START Dataset extract

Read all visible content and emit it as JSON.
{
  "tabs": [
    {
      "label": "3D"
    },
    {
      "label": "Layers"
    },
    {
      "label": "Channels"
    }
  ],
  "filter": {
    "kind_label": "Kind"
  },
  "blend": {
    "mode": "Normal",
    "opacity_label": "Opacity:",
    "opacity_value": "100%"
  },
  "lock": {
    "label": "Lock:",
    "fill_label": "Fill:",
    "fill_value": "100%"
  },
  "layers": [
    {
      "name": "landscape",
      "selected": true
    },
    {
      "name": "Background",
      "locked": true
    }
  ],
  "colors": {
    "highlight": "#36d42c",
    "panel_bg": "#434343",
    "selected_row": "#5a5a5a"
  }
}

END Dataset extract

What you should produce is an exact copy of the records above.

__Written solution__
Read all visible content and emit it as JSON.
{
  "tabs": [
    {
      "label": "3D"
    },
    {
      "label": "Layers"
    },
    {
      "label": "Channels"
    }
  ],
  "filter": {
    "kind_label": "Kind"
  },
  "blend": {
    "mode": "Normal",
    "opacity_label": "Opacity:",
    "opacity_value": "100%"
  },
  "lock": {
    "label": "Lock:",
    "fill_label": "Fill:",
    "fill_value": "100%"
  },
  "layers": [
    {
      "name": "landscape",
      "selected": true
    },
    {
      "name": "Background",
      "locked": true
    }
  ],
  "colors": {
    "highlight": "#36d42c",
    "panel_bg": "#434343",
    "selected_row": "#5a5a5a"
  }
}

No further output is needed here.